> **Problem statement**: Return the entries in full, exactly as written.
*** Data to process Section Begins ***
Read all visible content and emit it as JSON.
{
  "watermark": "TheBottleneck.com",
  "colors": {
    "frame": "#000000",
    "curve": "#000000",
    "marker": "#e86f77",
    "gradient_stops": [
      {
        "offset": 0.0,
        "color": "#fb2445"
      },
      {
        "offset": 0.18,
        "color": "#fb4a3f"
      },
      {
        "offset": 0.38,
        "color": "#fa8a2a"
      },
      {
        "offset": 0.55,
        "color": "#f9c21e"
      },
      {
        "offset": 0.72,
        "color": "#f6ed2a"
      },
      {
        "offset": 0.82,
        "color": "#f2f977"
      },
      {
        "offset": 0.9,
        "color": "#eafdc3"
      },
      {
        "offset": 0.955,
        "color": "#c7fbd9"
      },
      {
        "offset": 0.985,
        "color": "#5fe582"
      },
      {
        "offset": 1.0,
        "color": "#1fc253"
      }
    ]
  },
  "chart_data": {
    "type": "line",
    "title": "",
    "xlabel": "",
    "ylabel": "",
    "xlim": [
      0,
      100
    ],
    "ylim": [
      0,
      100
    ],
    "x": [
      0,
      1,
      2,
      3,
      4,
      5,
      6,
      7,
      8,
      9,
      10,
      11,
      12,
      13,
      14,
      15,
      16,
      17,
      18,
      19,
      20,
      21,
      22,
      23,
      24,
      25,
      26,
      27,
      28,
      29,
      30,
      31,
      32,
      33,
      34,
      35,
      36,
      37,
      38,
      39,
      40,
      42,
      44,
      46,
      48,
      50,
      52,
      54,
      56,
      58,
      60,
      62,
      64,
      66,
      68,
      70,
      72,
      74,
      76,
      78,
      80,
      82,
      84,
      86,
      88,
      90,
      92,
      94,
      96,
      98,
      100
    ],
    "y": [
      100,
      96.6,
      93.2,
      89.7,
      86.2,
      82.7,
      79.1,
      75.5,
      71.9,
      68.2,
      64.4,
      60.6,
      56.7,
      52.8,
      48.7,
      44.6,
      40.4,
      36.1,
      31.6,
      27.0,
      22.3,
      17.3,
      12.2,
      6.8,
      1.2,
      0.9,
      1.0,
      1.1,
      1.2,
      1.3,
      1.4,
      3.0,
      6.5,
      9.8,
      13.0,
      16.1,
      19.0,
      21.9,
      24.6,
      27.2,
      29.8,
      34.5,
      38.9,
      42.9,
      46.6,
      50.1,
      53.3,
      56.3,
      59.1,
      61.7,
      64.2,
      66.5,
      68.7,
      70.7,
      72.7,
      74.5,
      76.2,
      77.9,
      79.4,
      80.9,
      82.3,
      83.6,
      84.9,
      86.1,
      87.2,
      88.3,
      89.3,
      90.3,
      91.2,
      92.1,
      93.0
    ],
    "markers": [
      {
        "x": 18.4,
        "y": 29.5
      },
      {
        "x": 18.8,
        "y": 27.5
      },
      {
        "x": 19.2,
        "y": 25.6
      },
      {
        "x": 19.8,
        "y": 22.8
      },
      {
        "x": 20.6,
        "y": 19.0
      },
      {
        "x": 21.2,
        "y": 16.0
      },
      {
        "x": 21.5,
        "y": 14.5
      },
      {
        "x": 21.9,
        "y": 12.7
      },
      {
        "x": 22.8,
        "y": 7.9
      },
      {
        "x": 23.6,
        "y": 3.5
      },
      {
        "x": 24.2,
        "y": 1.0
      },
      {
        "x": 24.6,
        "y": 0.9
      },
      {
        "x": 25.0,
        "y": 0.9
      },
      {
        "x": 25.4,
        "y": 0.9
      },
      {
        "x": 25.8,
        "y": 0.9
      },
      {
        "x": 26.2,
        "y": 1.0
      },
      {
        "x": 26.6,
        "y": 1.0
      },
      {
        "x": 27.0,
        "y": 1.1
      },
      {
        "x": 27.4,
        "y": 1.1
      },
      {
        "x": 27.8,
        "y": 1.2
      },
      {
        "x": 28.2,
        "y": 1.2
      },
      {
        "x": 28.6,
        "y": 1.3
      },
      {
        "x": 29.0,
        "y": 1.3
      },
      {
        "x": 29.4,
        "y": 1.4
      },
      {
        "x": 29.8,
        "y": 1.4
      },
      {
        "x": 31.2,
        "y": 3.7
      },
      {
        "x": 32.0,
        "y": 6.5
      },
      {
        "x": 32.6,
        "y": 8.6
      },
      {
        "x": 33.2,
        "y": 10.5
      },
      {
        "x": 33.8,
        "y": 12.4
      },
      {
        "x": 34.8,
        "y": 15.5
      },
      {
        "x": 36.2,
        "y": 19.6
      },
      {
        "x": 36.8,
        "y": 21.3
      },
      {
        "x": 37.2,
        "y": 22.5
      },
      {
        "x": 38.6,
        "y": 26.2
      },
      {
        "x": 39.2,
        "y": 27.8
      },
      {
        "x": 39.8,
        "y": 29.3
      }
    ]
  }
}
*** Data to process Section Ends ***
> **Task answer**:
Read all visible content and emit it as JSON.
{
  "watermark": "TheBottleneck.com",
  "colors": {
    "frame": "#000000",
    "curve": "#000000",
    "marker": "#e86f77",
    "gradient_stops": [
      {
        "offset": 0.0,
        "color": "#fb2445"
      },
      {
        "offset": 0.18,
        "color": "#fb4a3f"
      },
      {
        "offset": 0.38,
        "color": "#fa8a2a"
      },
      {
        "offset": 0.55,
        "color": "#f9c21e"
      },
      {
        "offset": 0.72,
        "color": "#f6ed2a"
      },
      {
        "offset": 0.82,
        "color": "#f2f977"
      },
      {
        "offset": 0.9,
        "color": "#eafdc3"
      },
      {
        "offset": 0.955,
        "color": "#c7fbd9"
      },
      {
        "offset": 0.985,
        "color": "#5fe582"
      },
      {
        "offset": 1.0,
        "color": "#1fc253"
      }
    ]
  },
  "chart_data": {
    "type": "line",
    "title": "",
    "xlabel": "",
    "ylabel": "",
    "xlim": [
      0,
      100
    ],
    "ylim": [
      0,
      100
    ],
    "x": [
      0,
      1,
      2,
      3,
      4,
      5,
      6,
      7,
      8,
      9,
      10,
      11,
      12,
      13,
      14,
      15,
      16,
      17,
      18,
      19,
      20,
      21,
      22,
      23,
      24,
      25,
      26,
      27,
      28,
      29,
      30,
      31,
      32,
      33,
      34,
      35,
      36,
      37,
      38,
      39,
      40,
      42,
      44,
      46,
      48,
      50,
      52,
      54,
      56,
      58,
      60,
      62,
      64,
      66,
      68,
      70,
      72,
      74,
      76,
      78,
      80,
      82,
      84,
      86,
      88,
      90,
      92,
      94,
      96,
      98,
      100
    ],
    "y": [
      100,
      96.6,
      93.2,
      89.7,
      86.2,
      82.7,
      79.1,
      75.5,
      71.9,
      68.2,
      64.4,
      60.6,
      56.7,
      52.8,
      48.7,
      44.6,
      40.4,
      36.1,
      31.6,
      27.0,
      22.3,
      17.3,
      12.2,
      6.8,
      1.2,
      0.9,
      1.0,
      1.1,
      1.2,
      1.3,
      1.4,
      3.0,
      6.5,
      9.8,
      13.0,
      16.1,
      19.0,
      21.9,
      24.6,
      27.2,
      29.8,
      34.5,
      38.9,
      42.9,
      46.6,
      50.1,
      53.3,
      56.3,
      59.1,
      61.7,
      64.2,
      66.5,
      68.7,
      70.7,
      72.7,
      74.5,
      76.2,
      77.9,
      79.4,
      80.9,
      82.3,
      83.6,
      84.9,
      86.1,
      87.2,
      88.3,
      89.3,
      90.3,
      91.2,
      92.1,
      93.0
    ],
    "markers": [
      {
        "x": 18.4,
        "y": 29.5
      },
      {
        "x": 18.8,
        "y": 27.5
      },
      {
        "x": 19.2,
        "y": 25.6
      },
      {
        "x": 19.8,
        "y": 22.8
      },
      {
        "x": 20.6,
        "y": 19.0
      },
      {
        "x": 21.2,
        "y": 16.0
      },
      {
        "x": 21.5,
        "y": 14.5
      },
      {
        "x": 21.9,
        "y": 12.7
      },
      {
        "x": 22.8,
        "y": 7.9
      },
      {
        "x": 23.6,
        "y": 3.5
      },
      {
        "x": 24.2,
        "y": 1.0
      },
      {
        "x": 24.6,
        "y": 0.9
      },
      {
        "x": 25.0,
        "y": 0.9
      },
      {
        "x": 25.4,
        "y": 0.9
      },
      {
        "x": 25.8,
        "y": 0.9
      },
      {
        "x": 26.2,
        "y": 1.0
      },
      {
        "x": 26.6,
        "y": 1.0
      },
      {
        "x": 27.0,
        "y": 1.1
      },
      {
        "x": 27.4,
        "y": 1.1
      },
      {
        "x": 27.8,
        "y": 1.2
      },
      {
        "x": 28.2,
        "y": 1.2
      },
      {
        "x": 28.6,
        "y": 1.3
      },
      {
        "x": 29.0,
        "y": 1.3
      },
      {
        "x": 29.4,
        "y": 1.4
      },
      {
        "x": 29.8,
        "y": 1.4
      },
      {
        "x": 31.2,
        "y": 3.7
      },
      {
        "x": 32.0,
        "y": 6.5
      },
      {
        "x": 32.6,
        "y": 8.6
      },
      {
        "x": 33.2,
        "y": 10.5
      },
      {
        "x": 33.8,
        "y": 12.4
      },
      {
        "x": 34.8,
        "y": 15.5
      },
      {
        "x": 36.2,
        "y": 19.6
      },
      {
        "x": 36.8,
        "y": 21.3
      },
      {
        "x": 37.2,
        "y": 22.5
      },
      {
        "x": 38.6,
        "y": 26.2
      },
      {
        "x": 39.2,
        "y": 27.8
      },
      {
        "x": 39.8,
        "y": 29.3
      }
    ]
  }
}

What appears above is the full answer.